PST is just a container file and does not fall under compliance requirements but…

Get More power with Hyper-V VMs

Maximum supported configuration for Hyper-V VMs?

Microsoft focused on developing Hyper-V to further extend its maximum supported configurations in Windows Server 2012. The latest version supports more memory and virtual processors, and has new features to compete with leading virtualization vendors, such as VMware. This all means Microsoft Hyper-V virtual machines (VMs) in Windows Server 2012 are more scalable than in previous versions.

Memory: Hyper-V virtual machines can be configured with a maximum of 1 TB of memory. It is important to note that Hyper-V hosts must have more than 1 TB of RAM available before the VMs can be configured. Since Windows Server 2012 hosts support up to 4 TB of memory, it is now possible to configure VMs with 1 TB of RAM.

Virtual processors: Hyper-V allows you to configure a maximum of 64 virtual processors (vCPUs) for a VM. Windows Server 2012 and 2012 R2 hosts support 2,048 vCPUs.

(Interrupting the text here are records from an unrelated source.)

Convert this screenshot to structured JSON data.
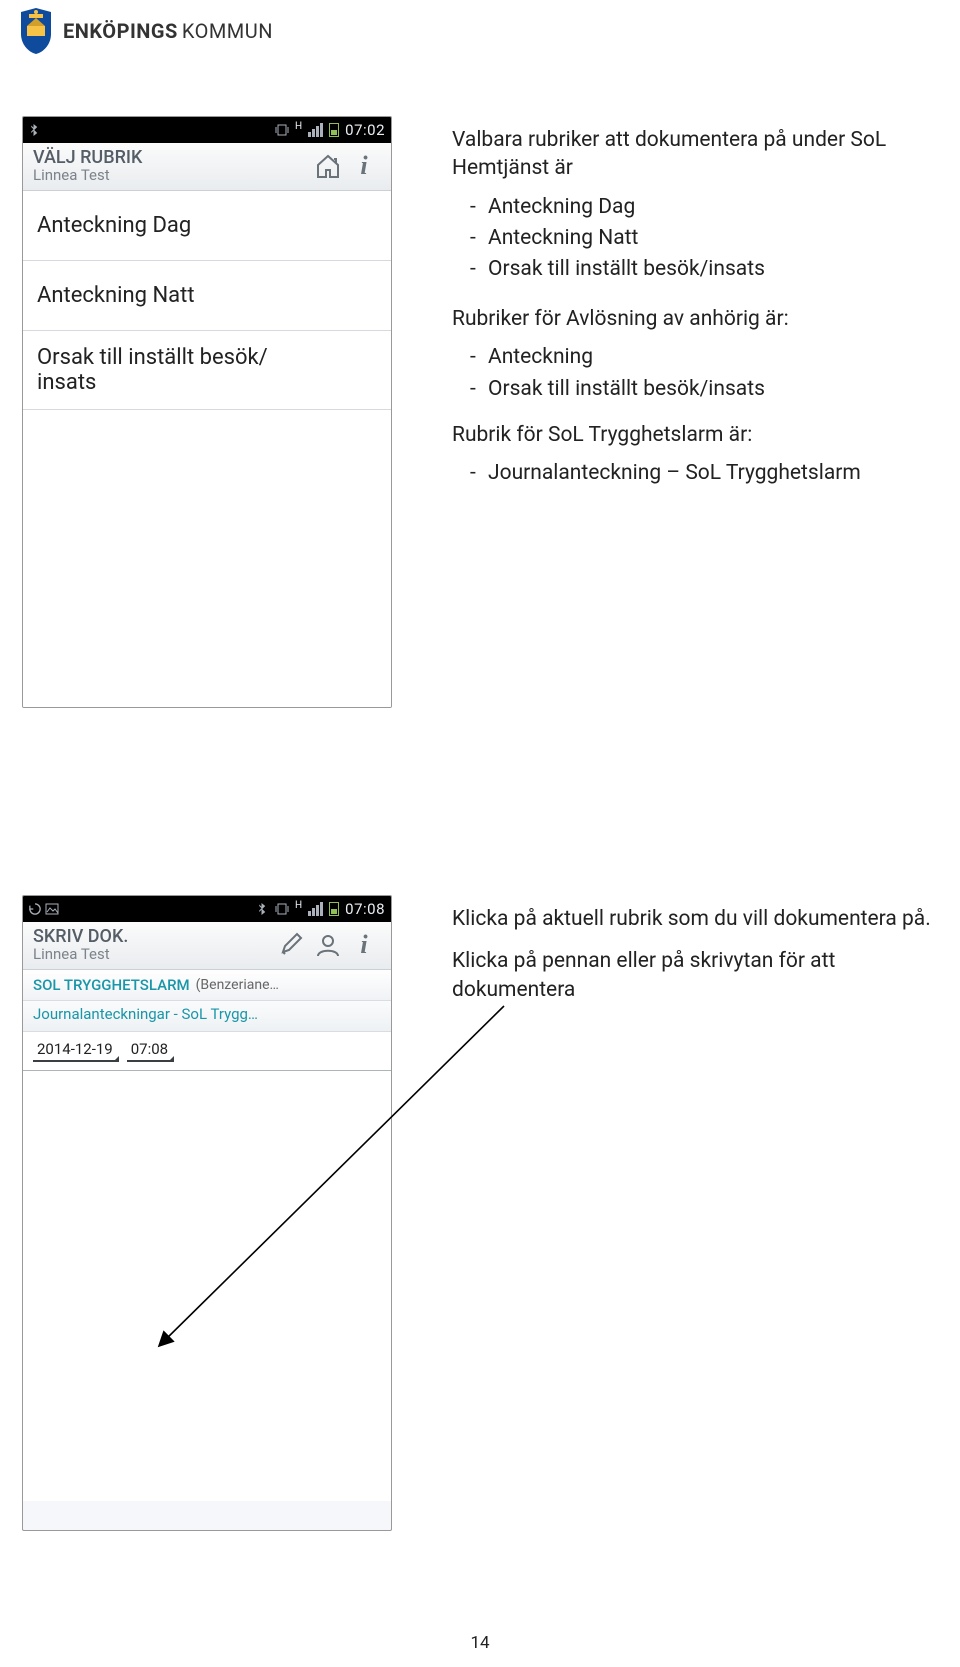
{
  "logo": {
    "text_first": "ENKÖPINGS",
    "text_second": "KOMMUN"
  },
  "phone1": {
    "status_time": "07:02",
    "net_label": "H",
    "title": "VÄLJ RUBRIK",
    "subtitle": "Linnea Test",
    "rows": {
      "r1": "Anteckning Dag",
      "r2": "Anteckning Natt",
      "r3a": "Orsak till inställt besök/",
      "r3b": "insats"
    }
  },
  "phone2": {
    "status_time": "07:08",
    "net_label": "H",
    "title": "SKRIV DOK.",
    "subtitle": "Linnea Test",
    "docname": "SOL TRYGGHETSLARM",
    "docparen": "(Benzeriane…",
    "docline": "Journalanteckningar - SoL Trygg…",
    "date": "2014-12-19",
    "time": "07:08"
  },
  "rtext1": {
    "head": "Valbara rubriker att dokumentera på under SoL Hemtjänst är",
    "items": [
      "Anteckning Dag",
      "Anteckning Natt",
      "Orsak till inställt besök/insats"
    ]
  },
  "rtext2": {
    "headA": "Rubriker för Avlösning av anhörig är:",
    "itemsA": [
      "Anteckning",
      "Orsak till inställt besök/insats"
    ],
    "headB": "Rubrik för SoL Trygghetslarm är:",
    "itemsB": [
      "Journalanteckning – SoL Trygghetslarm"
    ]
  },
  "rtext3": {
    "p1": "Klicka på aktuell rubrik som du vill dokumentera på.",
    "p2": "Klicka på pennan eller på skrivytan för att dokumentera"
  },
  "pagenum": "14"
}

Maximum hard-disk size: 
For Hyper-V VMs using VHD files, a maximum of 2,048 GB…

How virtualization reduces cost for small & medium business

If you are a small & medium business owner, there are many short and long term advantages from virtualization and you don't need a big budget which makes virtualization attractive in today's economic climate.

>> Add more business resources (application, database) without increasing the number of physical hardware servers you have to worry about.
No matter how well you are prepared, it's tough to anticipate when your business may need to accommodate an inflow of new human resources or new clients that could put a pressure on your technology resources. Now with virtualization you can consolidate your multiple servers into fewer, more powerful servers and get tasks done efficiently.
Get a solid disaster recovery option. Virtualization allows a small & medium business to create ongoing back-up snapshots image of a database or business application that can be replicated in more than one place. If the main piece of hardware fails, the application can be restored from the …

Difference between Exchange 2013 on-premises, Online, office 365 and Windows Azure Powershell

Difference between 
Exchange 2013 on-premises, 
Office 365 and Windows Azure Powershell 

The Exchange Online is able to manage the users and permission of Exchange service. 

The Office 365 (Windows Azure AD) is to manage the whole Office 365 service.

Windows Azure can use to manage users, domain and other things which will  affect  the  whole  Office  365  service.

It  is  not  able  to  be  used  to  manage  Exchange  service,  Lync  service  and SharePoint service. 

To manage Exchange service, you need to use Exchange Online PowerShell to perform the activity.